Including or excluding new purchases in the balance.
Depending on the balance you carry and the timing of your purchases and payments, you?ll usually have a lower finance charge with one-cycle billing and either
The average daily balance method excluding new purchases,
The adjusted balance method or the previous balance method.
What is the minimum finance charge?
Some credit cards have a minimum finance charge. You?ll be charged that minimum even if the calculated amount of your finance charge is less. For example, your finance charge may be calculated to be 35¢--but if the company?s minimum finance charge is $1.00, you?ll pay $1.00. A minimum finance charge usually applies only when you must pay a finance charge--that is, when you carry over a balance from one billing cycle to the next.
What are the fees?
Most credit cards charge fees under certain circumstances:
Annual fee (sometimes billed monthly). Charged for having the card
Cash advance fee. Charged when you use the card for a cash advance; may be a flat fee (for example, $3.00) or a percentage of the cash advance (for example, 3%)
Balance-transfer fee. Charged when you transfer a balance from another credit card (Your credit card company may send you ?checks? to pay off the other card. The balance is transferred when you use one of these checks to pay the amount due on the other card.)
Late-payment fee. Charged if your payment is received after the due date
Over-the-credit-limit fee. Charged if you go over your credit limit
Credit-limit-increase fee. Charged if you ask for an increase in your credit limit
Set-up fee. Charged when a new credit card account is opened
Return-item fee. Charged if you pay your bill by check and the check is returned for non-sufficient funds (that is, your check bounces)
Other fees. Some credit card companies charge a fee if you pay by telephone (that is, if you arrange by phone for payment to be transferred from your bank to the company) or to cover the costs of reporting to credit bureaus, reviewing your account, or providing other customer services. Read the information in your credit card agreement to see if there are other fees and charges.
What are the cash advance features?
Some credit cards let you borrow cash in addition to making purchases on credit. Most credit card companies treat these cash advances and your purchases differently. If you plan to use your card for cash advances, look for information about
Access. Most credit cards let you use an ATM to get a cash advance. Or the credit card company may send you ?checks? that you can write to get the cash advance.
APR. The APR for cash advances may be higher than the APR for purchases.
Fees. The credit card company may charge a fee in addition to the interest you will pay on the amount advanced.
Limits. Some credit cards limit cash advances to a dollar amount (for example, $200 per cash advance or $500 per week) or a portion of your credit limit (for example, 75% of your available credit limit).
How payments are credited. Many credit card companies apply your payments to purchases first and then to cash advances. Read your credit card agreement to learn how your payments will be credited.
How much is the credit limit?

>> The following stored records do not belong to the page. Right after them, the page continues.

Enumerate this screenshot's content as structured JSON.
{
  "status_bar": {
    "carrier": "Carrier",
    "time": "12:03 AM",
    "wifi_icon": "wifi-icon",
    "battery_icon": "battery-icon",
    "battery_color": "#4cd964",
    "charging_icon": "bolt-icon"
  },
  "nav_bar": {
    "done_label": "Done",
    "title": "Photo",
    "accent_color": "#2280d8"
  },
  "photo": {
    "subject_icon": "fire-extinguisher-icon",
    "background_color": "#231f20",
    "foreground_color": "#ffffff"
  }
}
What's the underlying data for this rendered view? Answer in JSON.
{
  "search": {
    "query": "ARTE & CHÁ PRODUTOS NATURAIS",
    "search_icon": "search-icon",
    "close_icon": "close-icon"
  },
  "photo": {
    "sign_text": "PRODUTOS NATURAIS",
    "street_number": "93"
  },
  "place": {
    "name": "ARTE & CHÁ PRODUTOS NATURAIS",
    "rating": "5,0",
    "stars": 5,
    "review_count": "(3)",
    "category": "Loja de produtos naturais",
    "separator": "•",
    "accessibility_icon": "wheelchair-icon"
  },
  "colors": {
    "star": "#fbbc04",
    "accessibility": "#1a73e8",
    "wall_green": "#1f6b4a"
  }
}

The credit limit is the maximum total amount--for purchases, cash advances, balance transfers, fees, and finance charges--you may charge on your credit card. If you go over this limit, you may have to pay an ?over-the-credit-limit fee.?
What kind of card is it?
Most credit card companies offer several kinds of cards:
Secured cards, which require a security deposit. The larger the security deposit, the higher the credit limit. Secured cards are usually offered to people who have limited credit records--people who are just starting out or who have had trouble with credit in the past.
Regular cards, which do not require a security deposit and have just a few features. Most regular cards have higher credit limits than secured cards but lower credit limits than premium cards.
Premium cards (gold, platinum, titanium), which offer higher credit limits and usually have extra features--for example, product warranties, travel insurance, or emergency services.
Does the card offer incentives and other features?
Many credit card companies offer incentives to use the card and other special features:
Rebates (money back) on the purchases you make
Frequent flier miles or phone-call minutes
Additional warranty coverage for the items you purchase
Car rental insurance
Travel accident insurance or travel-related discounts
Credit card registration, to help if your wallet or purse is lost or stolen and you need to report that all your credit cards are missing
Credit cards may also offer, for a price,
Insurance to cover the payments on your credit card balance if you become unemployed or disabled, or die. Premiums are usually due monthly, making it easy to cancel if the payments are higher than you want to pay or you decide you don?t need the insurance any longer.
Insurance to cover the first $50 of charges if your card is lost or stolen. Under federal law, you are not responsible for charges over $50.
Before you sign up to pay for any of these features, think carefully about whether it will be useful for you. Don?t pay for something you don?t want or don?t need.